ICCESS delivers simulation-based educational sessions, primarily for Imperial College medical students, but sometimes for other groups too. These sessions often utilise Sequential Simulation to achieve specific learning objectives and help students see the healthcare system from the perspective of patients and their families.
In February 2018 we hosted a Sequential Simulation for a group of Year 5 medical students on Imperial’s Integrated Clinical Apprenticeship programme. The simulation featured a patient, played by an actor, visiting her GP because of constant tiredness and bowel problems. She was referred to a hospital gastrointestinal clinic for a colonoscopy, and the second scene of the simulation featured her being given the results of the scan by the Consultant. In the final scence, the patient was again visiting her GP because things still weren’t right, despite having been taking her prescribed medication.
The simulation compressed a patient journey across three medical appointments in 4 months into a scenario that lasted less than 30 minutes. It aimed to teach students about uncertainty in diagnosing illness, the process of clinical reasoning, and what concerns a patient might have during their journey through the healthcare system. These issues, and more, were explored by the students through worksheets completed during the simulation and group discussions immediately afterwards.

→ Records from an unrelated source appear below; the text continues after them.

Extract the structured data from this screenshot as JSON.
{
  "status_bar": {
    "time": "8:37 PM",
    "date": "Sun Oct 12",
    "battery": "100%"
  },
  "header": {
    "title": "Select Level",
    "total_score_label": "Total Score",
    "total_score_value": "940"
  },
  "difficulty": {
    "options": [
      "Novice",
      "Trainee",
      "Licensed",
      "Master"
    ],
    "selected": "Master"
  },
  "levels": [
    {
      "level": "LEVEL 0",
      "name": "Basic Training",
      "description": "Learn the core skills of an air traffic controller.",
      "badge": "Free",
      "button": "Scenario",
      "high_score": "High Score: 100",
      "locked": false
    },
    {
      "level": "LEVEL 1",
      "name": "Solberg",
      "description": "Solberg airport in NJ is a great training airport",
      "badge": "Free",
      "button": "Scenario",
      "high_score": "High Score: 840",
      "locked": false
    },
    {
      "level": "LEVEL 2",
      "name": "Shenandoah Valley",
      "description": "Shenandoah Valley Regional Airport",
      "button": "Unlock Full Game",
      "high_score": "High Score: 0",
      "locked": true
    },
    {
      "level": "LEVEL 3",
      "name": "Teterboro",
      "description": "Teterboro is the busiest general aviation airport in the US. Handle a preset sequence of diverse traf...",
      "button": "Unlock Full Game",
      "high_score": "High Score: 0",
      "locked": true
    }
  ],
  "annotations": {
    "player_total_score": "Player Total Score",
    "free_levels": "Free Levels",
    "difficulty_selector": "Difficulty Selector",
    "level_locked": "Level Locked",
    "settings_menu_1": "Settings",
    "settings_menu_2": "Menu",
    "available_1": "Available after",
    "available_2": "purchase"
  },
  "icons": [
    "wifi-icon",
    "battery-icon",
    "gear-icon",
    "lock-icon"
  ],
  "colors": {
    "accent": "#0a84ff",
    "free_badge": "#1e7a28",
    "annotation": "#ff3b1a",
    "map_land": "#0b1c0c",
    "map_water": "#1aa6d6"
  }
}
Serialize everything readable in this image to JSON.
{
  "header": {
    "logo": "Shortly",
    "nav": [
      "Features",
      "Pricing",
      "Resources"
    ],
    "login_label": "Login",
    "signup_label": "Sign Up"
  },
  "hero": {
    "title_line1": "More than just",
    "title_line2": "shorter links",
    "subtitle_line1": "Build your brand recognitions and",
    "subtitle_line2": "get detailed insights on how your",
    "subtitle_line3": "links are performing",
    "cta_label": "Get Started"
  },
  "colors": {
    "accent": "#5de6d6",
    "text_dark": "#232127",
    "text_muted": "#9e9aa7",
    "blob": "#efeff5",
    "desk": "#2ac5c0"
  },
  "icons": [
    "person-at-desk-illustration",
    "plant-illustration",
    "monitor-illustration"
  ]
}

This was the first time the students had experienced Sequential Simulation, and their feedback suggested they found it to be a useful tool for getting an insight into how patients experience the healthcare system.
Here are some of their responses when we asked them what they found useful about the simulation:
Simulation for Public Sector Innovation
In November 2017 the ICCESS team delivered a Sequential Simulation to an audience of 50 government officials from the UAE undertaking a Diploma in Public Sector Innovation with Imperial College Business School’s Executive Education Centre.
The simulation showed a patient’s journey through the healthcare system after suffering a heart attack, with both the patient and her daughter experiencing some less than perfect treatment by healthcare professionals along the way. The workshop encouraged the UAE delegates to draw parallels between the simulation scenario and customer experience in their own government departments and think about how they can find new ways of developing solutions to problems.
Watch a video of the UAE simulation workshop